Glass Ceilings Shroud The Grassroots
An open letter to Indian women, on the Reservation Bill
My dear Indian Women,
In this open letter, let us understand what we as a tribe have achieved so far. Our gender roles started way back in the dark ages, when we were first given passive parts to play.
We religiously obeyed the dictates, dutifully reared kids and preserved harmony. We stayed safe and sound within the walls of murky caves, while our courageous counterparts went out hunting into the sunshiny wild. We silently ran the agricultural show, planting crops, tilling the earth, grinding the grains into flour and keeping the hearth warm.
The aggressive clan, who considered themselves strong, labelled us weak because we were governed by our emotions. So they laid out virtuous rules of chastity, modesty, compassion, and piety. Rules that were applicable only for the slaves. Not the masters.
With time, our ‘stupidity’ increased as we decided to spread culture, ideas and knowledge, while the ‘intelligent’ ones continued to bring home the bacon.
During the medieval period, we were even subjected to cruel practices of Dowry, Sati, Purdah system, and polygamy, which we respectfully followed. Finally those of us, who recognised they were built of sterner stuff, decided to come out of the shadows of the dark and find their own sunny skies.
But guess what? Even though they did shatter a few glass ceilings, even today, at the grassroots, nothing much has changed. Except that the torch of struggle that the daring few lit, continues to burn bright with movements like ‘Me too’ ‘She too’ and ‘We too’.
History is witness to the constant flickers of the ‘torch’ in this long and tiring journey, where men are unwilling to hand over their ‘power’ and ‘rights’. Yes, we were given representations in village councils and Panchayats, but we were mere dummies, because the patriarchs ran the entire show.
Entry into Assemblies and Parliament was still a far cry. But we somehow got our first woman Prime Minister and more recently, our first tribal woman President. While the former managed to rap the knuckles of the common man during Emergency situations, the latter is but a rank that the head honchos continue to reap their caste and political capital from.
Thus underlining an unwritten law that whether at home or in the Parliament, some women should live as subjects of men for life.
But lo and behold! Suddenly We the Indian Women have been rewarded. Even though I don’t see Christmas around the corner, Santa has delivered a surprise package.

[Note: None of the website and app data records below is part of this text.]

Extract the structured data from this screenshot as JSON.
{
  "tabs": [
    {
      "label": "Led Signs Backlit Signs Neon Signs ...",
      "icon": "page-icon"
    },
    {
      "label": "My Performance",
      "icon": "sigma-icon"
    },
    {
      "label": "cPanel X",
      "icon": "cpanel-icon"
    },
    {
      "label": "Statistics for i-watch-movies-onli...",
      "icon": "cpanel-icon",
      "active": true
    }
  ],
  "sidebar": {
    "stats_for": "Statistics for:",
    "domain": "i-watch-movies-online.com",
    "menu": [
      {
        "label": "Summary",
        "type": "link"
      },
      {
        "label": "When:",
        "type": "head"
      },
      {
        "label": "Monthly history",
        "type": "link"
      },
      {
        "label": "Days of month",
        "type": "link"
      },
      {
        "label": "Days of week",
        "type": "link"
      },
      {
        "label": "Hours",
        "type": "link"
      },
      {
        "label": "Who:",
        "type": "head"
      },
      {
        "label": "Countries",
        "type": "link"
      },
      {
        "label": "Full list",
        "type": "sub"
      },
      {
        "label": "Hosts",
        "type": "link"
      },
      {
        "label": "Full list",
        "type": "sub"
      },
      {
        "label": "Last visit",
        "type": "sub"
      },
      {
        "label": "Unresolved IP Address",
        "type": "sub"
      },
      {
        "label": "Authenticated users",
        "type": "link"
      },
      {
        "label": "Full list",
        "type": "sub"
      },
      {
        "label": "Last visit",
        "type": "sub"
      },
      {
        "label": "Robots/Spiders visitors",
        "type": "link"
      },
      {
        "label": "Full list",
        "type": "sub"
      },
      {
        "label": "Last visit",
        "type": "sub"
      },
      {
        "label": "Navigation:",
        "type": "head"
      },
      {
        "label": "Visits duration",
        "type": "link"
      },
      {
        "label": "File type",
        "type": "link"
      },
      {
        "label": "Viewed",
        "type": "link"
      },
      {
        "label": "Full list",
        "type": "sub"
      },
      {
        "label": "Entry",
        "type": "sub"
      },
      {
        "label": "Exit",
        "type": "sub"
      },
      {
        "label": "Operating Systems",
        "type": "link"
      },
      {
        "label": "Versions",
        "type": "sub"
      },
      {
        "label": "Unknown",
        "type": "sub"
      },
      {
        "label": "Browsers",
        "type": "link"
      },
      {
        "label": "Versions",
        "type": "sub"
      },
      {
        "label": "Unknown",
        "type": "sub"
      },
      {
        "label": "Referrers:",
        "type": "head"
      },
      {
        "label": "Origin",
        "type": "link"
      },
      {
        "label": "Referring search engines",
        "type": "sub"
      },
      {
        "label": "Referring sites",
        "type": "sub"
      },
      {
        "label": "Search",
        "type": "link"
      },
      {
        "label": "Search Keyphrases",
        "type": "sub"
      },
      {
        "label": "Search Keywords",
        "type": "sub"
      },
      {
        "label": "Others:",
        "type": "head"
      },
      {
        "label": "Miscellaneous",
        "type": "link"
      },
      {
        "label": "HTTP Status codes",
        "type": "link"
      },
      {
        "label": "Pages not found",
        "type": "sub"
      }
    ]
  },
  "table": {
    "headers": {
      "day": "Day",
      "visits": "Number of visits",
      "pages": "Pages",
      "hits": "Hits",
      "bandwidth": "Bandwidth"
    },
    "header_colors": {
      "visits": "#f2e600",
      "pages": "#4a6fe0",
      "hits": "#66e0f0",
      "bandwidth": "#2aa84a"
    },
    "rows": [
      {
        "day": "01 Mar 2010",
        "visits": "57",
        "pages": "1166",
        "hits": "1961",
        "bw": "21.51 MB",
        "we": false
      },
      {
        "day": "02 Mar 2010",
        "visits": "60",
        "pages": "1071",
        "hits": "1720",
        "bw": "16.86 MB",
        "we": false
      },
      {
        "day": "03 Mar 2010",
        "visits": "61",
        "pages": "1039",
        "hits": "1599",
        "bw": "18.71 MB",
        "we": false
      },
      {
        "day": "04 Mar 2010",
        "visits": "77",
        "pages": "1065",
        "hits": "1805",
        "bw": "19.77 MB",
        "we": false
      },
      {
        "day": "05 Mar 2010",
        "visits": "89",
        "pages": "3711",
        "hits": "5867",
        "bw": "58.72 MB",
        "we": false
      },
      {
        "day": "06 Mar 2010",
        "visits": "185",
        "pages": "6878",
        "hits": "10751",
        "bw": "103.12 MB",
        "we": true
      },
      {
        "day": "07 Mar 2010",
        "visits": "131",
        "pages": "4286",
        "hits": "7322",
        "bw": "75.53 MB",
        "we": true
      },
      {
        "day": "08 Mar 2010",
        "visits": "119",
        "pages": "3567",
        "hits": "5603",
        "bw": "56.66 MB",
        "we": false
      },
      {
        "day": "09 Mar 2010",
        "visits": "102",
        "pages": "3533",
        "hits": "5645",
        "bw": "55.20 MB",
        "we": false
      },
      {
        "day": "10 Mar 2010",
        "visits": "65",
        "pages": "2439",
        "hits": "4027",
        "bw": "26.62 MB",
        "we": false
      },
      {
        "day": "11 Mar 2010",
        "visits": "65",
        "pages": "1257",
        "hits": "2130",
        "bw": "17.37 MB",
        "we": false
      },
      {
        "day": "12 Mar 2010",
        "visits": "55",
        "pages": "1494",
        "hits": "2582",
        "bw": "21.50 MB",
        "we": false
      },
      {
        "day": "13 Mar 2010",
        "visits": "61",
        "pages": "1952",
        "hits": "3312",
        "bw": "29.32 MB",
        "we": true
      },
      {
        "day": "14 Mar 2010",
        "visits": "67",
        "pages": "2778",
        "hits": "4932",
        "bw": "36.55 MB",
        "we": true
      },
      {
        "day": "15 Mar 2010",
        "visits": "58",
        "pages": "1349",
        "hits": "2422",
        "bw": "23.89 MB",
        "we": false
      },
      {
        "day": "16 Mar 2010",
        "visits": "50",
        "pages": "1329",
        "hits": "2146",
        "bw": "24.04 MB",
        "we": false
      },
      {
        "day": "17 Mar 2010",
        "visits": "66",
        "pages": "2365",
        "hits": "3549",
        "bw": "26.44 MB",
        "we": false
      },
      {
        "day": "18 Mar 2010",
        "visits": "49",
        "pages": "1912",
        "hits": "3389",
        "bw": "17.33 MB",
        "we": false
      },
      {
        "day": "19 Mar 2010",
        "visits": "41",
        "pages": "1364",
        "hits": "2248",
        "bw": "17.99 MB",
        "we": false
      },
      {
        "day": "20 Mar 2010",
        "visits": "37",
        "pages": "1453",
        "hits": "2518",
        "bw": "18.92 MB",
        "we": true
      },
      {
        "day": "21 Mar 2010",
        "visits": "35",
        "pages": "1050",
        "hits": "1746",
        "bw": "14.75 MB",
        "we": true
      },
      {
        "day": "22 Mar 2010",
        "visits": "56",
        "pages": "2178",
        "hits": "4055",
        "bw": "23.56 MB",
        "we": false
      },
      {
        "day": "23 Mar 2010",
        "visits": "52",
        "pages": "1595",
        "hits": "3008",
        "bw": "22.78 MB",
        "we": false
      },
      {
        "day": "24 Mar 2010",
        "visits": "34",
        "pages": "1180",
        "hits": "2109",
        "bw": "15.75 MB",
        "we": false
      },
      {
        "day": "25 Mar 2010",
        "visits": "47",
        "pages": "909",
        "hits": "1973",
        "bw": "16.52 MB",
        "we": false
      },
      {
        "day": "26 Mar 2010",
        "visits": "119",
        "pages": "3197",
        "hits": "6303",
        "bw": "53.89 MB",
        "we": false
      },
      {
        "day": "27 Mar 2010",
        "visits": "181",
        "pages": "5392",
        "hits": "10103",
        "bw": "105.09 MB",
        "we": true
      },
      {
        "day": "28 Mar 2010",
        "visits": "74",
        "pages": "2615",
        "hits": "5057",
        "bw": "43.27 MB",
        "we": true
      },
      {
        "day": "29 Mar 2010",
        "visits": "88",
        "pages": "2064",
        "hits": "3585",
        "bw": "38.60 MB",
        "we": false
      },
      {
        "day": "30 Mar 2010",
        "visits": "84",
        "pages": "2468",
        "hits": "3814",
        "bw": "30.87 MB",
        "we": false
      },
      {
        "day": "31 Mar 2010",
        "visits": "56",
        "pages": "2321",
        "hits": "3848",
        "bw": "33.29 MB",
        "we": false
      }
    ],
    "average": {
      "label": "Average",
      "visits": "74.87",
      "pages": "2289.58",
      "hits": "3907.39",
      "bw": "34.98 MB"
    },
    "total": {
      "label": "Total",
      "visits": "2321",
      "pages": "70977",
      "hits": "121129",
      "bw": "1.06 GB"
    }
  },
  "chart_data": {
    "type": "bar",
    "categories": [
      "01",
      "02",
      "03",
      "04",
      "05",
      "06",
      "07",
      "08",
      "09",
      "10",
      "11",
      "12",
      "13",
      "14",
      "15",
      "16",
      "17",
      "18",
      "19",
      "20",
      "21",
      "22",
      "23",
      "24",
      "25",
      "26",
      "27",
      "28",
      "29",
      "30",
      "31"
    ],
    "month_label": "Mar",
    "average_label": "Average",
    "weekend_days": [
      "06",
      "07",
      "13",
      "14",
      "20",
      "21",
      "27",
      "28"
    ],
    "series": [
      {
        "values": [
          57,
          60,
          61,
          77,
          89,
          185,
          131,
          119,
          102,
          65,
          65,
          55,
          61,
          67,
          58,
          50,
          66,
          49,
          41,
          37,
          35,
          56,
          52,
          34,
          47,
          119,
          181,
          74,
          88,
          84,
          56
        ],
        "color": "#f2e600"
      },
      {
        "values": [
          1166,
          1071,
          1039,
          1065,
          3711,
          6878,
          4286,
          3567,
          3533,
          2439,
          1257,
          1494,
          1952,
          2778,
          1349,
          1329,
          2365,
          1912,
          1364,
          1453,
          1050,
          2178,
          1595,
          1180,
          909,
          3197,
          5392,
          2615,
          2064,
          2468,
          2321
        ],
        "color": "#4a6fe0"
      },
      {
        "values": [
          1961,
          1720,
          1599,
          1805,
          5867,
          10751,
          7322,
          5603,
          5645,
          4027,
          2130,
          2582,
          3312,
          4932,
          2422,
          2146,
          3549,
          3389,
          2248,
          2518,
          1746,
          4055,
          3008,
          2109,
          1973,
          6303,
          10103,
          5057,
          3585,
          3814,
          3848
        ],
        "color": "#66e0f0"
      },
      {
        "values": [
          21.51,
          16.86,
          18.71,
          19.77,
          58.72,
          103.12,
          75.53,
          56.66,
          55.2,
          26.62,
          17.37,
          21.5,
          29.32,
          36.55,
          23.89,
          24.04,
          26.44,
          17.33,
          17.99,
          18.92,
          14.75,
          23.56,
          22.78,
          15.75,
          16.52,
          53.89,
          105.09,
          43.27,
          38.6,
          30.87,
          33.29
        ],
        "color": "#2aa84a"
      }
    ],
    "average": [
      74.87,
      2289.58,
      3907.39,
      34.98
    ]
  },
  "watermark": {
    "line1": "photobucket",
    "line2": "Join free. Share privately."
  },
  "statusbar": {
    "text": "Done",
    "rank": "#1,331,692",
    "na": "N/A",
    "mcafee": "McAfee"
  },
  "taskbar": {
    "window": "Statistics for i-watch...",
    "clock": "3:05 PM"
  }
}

But first, let us know the history of this ‘gift’ called ‘The Women’s Reservation Bill’. Aided by elves and other supernatural beings, the work on it began in 1996. Similar versions of the bill for our ‘empowerment’ were introduced later in 1998, 1999, and 2008, but all four lapsed with the dissolution of those governments.
In those 25 years, each time it was up for discussion or passage, our Parliament witnessed high drama and hostile resistance. Ranging from derogatory, objectionable comments about women, to physical scuffles and ill-tempered debates, the bechara Bill has seen it all. But due to sheer lack of conviction, because Men lacked the strength to give up their seats, it continued to languish.
For the past ten years, barring token discussions on International Women’s Day, or used as a dangling carrot before elections, this ‘Womanifesto’ did not even feature prominently in the national political discourse. Everyone therefore assumed ‘yeh Bill toh paagal hai’. So they shoved it where it belonged- in an asylum of inactivity, to be brought out and applauded when the time was right.
Now is the time. Finally, our dream of achieving the biggest fight for women's rights so far, is about to come true. It is a historic moment.
But wait a second. Since Santa is delivering it, there has to be a ‘Clause’. In fact there are three clauses. Census, Quota and Delimitation. Therefore all these trivial technicalities make the Bill ‘null and void’. At least for the next few years. Wrapped in an alluring WOW package called ‘Nari Shakti Vandan Adhiniyam’, the Bill has been passed. But it is impotent.
My dear, dear Women. There are three kinds of leaders. The Archaeologists, who keep digging and delving into the past; the Achievers, who act by plunging into the present; and the Artful Dodgers, who evade today to take refuge in the future.
So friends, it looks like the Bill is tabled for a ‘tomorrow’. But what if that tomorrow never comes? Kal kisne dekha hai? But then again, from what I’ve heard, the wise are known not to hurry history. So let us wait. And watch. We have waited for g.e.n.e.r.a.t.i.o.n.s. Right? So what’s a few more years?
A Common Woman
Cover Photograph Files - Geeta Mukherjee, the MP who led the battle for the womens reservation bill decades ago